Count every line of the listing where the string "status" occurs, and reply with the count alone.

DATA IN THIS EXERCISE: Begin

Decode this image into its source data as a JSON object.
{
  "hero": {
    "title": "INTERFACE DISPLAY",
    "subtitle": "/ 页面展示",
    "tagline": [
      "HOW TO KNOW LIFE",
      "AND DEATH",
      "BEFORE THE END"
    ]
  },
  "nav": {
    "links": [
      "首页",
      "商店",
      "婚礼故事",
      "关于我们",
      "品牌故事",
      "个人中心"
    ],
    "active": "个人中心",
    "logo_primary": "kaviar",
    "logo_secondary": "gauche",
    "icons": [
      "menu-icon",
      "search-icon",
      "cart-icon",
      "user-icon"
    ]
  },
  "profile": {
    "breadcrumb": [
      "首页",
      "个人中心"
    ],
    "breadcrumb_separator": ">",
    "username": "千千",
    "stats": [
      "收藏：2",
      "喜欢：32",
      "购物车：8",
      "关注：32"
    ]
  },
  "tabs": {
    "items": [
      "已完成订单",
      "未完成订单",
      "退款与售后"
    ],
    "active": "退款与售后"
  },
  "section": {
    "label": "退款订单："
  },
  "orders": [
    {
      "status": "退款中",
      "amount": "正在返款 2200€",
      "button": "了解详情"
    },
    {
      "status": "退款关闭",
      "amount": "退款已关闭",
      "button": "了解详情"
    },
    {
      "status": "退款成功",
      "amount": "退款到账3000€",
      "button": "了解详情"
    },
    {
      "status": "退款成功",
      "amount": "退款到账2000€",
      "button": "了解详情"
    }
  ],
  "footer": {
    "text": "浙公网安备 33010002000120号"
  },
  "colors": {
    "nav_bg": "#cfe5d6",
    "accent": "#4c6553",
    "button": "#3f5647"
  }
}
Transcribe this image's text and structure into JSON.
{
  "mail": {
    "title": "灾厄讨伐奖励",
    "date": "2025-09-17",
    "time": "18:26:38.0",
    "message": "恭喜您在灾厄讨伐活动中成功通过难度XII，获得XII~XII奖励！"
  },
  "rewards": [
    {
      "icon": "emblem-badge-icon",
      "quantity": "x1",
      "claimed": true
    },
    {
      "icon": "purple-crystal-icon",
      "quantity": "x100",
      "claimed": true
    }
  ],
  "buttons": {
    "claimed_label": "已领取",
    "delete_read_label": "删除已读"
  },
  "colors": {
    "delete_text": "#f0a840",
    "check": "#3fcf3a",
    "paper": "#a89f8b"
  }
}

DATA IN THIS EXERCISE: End

-- RESPONSE TO THIS TASK --
4